The Geranium Summary
“The Geranium” was first published in the literary quarterly magazine Accent in 1946. It was also the first of six stories Flannery O’Connor submitted to fulfill the requirements of her master’s degree in fine arts at the State University of Iowa in June 1947. (O’Connor entitled her thesis project The Geranium: A Collection of Short Stories.) Ten years later, O’Connor began to rewrite “The Geranium” and retitled it “Judgment Day,” which was published posthumously in her second short story collection, Everything That Rises Must Converge. In her early short stories, O’Connor experimented with her writing style and themes, honing the skills that eventually defined her as a major American author. During her graduate studies, O’Connor was greatly influenced by the poetry of T. S. Eliot, whose pessimistic and prophetic poem The Waste Land helped fashion the “shattered epic of modern life” that characterizes much of O’Connor’s fiction (Gooch 137).
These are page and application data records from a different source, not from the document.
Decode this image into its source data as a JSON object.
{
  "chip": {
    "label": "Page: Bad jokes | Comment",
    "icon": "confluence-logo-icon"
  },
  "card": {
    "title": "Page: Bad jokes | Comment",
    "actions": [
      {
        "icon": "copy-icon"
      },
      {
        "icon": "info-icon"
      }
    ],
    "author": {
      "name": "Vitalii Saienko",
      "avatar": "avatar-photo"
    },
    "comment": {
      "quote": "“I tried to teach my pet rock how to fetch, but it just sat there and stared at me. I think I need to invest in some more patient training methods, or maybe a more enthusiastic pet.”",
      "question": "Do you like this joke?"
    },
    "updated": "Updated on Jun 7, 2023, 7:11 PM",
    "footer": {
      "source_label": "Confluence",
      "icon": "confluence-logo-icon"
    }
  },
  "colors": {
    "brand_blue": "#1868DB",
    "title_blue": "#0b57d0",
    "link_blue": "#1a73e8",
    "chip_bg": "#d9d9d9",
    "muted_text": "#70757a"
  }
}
O’Connor attended the Iowa Writer’s Workshop while working on her master’s degree. This workshop was directed by American writer, editor, and literary critic Paul Engle, who was a professor at the State University of Iowa at the time. Engle recognized O’Connor’s talent and became her mentor as well as her teacher. Many early stories O’Connor wrote for Engle’s workshop, including “The Geranium,” were read aloud and brutally critiqued by her fellow workshop attendees. The original ending of this short story, for example, was much more violent. The protagonist in the story, an old man named Dudley, spends his lonely days staring at a geranium in his neighbor’s window. Fellow workshop member Norma Hodges recalled that Old Dudley “pitched himself out of the window” in the version O’Connor first read aloud at the workshop. Hodges explained, “I think his daughter asked, ‘Where are you going?’ and Old Dudley said, ‘After that damned geranium!’” (quoted in Gooch 126). A young writer, O’Connor bowed to the opinions of her fellow writers, who claimed that this ending was “too much.” Years later, when “The Geranium” became “Judgment Day,” the mature O’Connor wrote the old man's death, as in her original, violent ending.
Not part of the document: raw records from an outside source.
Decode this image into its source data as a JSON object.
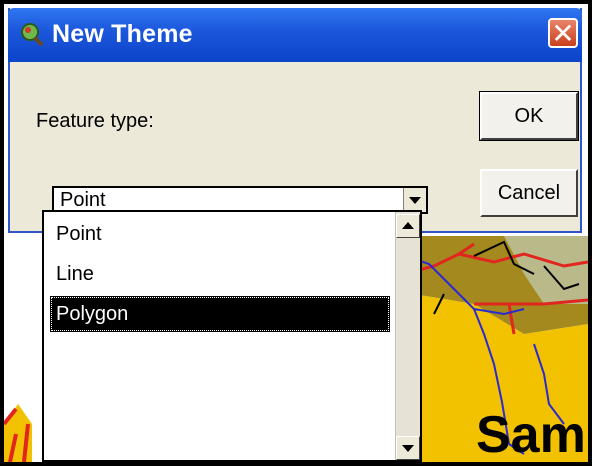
{
  "dialog": {
    "title": "New Theme",
    "feature_type_label": "Feature type:",
    "ok_label": "OK",
    "cancel_label": "Cancel",
    "combo_value": "Point",
    "options": [
      "Point",
      "Line",
      "Polygon"
    ],
    "selected_option": "Polygon"
  },
  "map": {
    "label": "Sam"
  },
  "icons": {
    "title": "magnifier-icon",
    "close": "close-icon",
    "dropdown": "chevron-down-icon",
    "scroll_up": "scroll-up-arrow-icon",
    "scroll_down": "scroll-down-arrow-icon"
  },
  "colors": {
    "titlebar": "#0b43c9",
    "dialog_bg": "#ece9d8",
    "close_button": "#c9401b",
    "selection": "#000000",
    "map_yellow": "#f2c200",
    "map_olive": "#a48a1e",
    "map_sage": "#b9b98a"
  }
}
O’Connor began reworking and revising “The Geranium” in 1955. By the time the story was reborn as “Judgment Day,” the geranium had disappeared from the title and the story. Old Dudley became Old Man Tanner. There was still an unnamed daughter who cared for an aging father out of a sense of duty. New York City was still a callous place where even a hardy geranium had trouble surviving. In “The Geranium,” race relations and alienation were the prominent themes, but in “Judgment Day” those themes were secondary to ones that became more important to O’Connor as she matured as a writer: grace, redemption and judgment. In “Judgment Day,” Old Man Tanner escaped the trap his life had become through death. In “The Geranium,” Old Dudley was not able to escape his “Wasteland.” He became trapped in a place “where niggers could call you ‘old-timer’,” a place where everything was topsy-turvy, like a toppled geranium “at the bottom of the alley with its roots up in the air.”
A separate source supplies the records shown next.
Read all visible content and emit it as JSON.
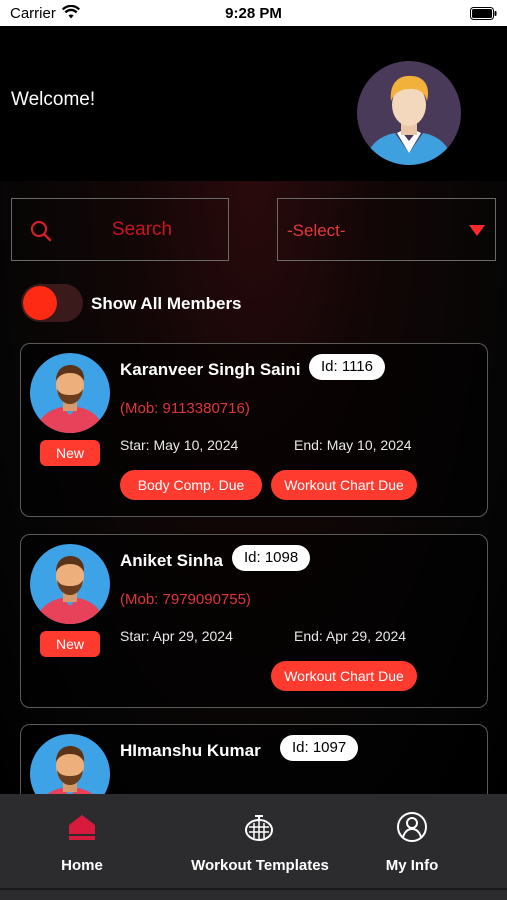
{
  "status_bar": {
    "carrier": "Carrier",
    "time": "9:28 PM"
  },
  "header": {
    "welcome": "Welcome!"
  },
  "filters": {
    "search_placeholder": "Search",
    "select_value": "-Select-",
    "toggle_label": "Show All Members",
    "toggle_on": true
  },
  "members": [
    {
      "name": "Karanveer Singh Saini",
      "id_label": "Id: 1116",
      "mobile": "(Mob: 9113380716)",
      "start": "Star: May 10, 2024",
      "end": "End: May 10, 2024",
      "badge": "New",
      "due_1": "Body Comp. Due",
      "due_2": "Workout Chart Due"
    },
    {
      "name": "Aniket Sinha",
      "id_label": "Id: 1098",
      "mobile": "(Mob: 7979090755)",
      "start": "Star: Apr 29, 2024",
      "end": "End: Apr 29, 2024",
      "badge": "New",
      "due_1": "Workout Chart Due"
    },
    {
      "name": "HImanshu Kumar",
      "id_label": "Id: 1097"
    }
  ],
  "bottom_nav": {
    "home": "Home",
    "workout_templates": "Workout Templates",
    "my_info": "My Info"
  },
  "colors": {
    "accent": "#ff3b30",
    "search_text": "#c8161d",
    "nav_background": "#2c2c2e"
  },
  "icons": [
    "wifi-icon",
    "battery-icon",
    "search-icon",
    "dropdown-icon",
    "home-icon",
    "workout-templates-icon",
    "my-info-icon"
  ]
}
Old Dudley has left his life in the South to move in with his daughter who lives in New York City. It was a big mistake. He must have been sick when he agreed to move, he decides. He feels sad, lonely, and trapped. He had been happy in the South, living in the upstairs room of a boarding house after his wife died. He was the “man in the house” who “protected the old ladies.” He survived on his pension and a few odd jobs. He enjoyed fishing and possum hunting with Rabie, a black man who lived in the basement of the boarding house with his wife, Lutisha. Old Dudley’s daughter had gone South to “pester him” about moving in with her. It was her duty to care for her father in his old age, she believed. Old Dudley had always wanted to see New York City, so in a weak moment he agreed to move. New York City is “swishing and jamming one minute and dirty and dead the next.” The streets are like “dog runs” and all the buildings look the same. Instead of fishing with Rabie on the thick, red river back home, Dudley now spends his days staring out the window at his neighbor’s geranium, forcing back tears of loneliness.
It is a sorry-looking geranium, not like the ones they have back home. The geranium is a symbol of Old Dudley himself. Back home, geraniums, like Dudley, were brightly colored, better looking, “sho nuf” geraniums, not dried up, sickly looking, pale pink flowers with faded paper bows. Dudley complains bitterly that the people across the alley have no business even having a geranium, just as he has no business being in New York City. Old Dudley’s throat knots up every day as he contemplates the flower. He stares at it for hours as he thinks about home. Tears well up in his eyes, which he desperately tries to hide from his daughter because she looks at him with pity, not love, when she sees him crying. “Do you want to go for a walk?” she often asks him. The last time he went for a walk with her, she dragged him through multiple subways and city streets where “everything was boiling” until he felt sick and almost tumbled off the overhead “El.” Things are no better in the “too tight” apartment...
(The entire section is 2265 words.)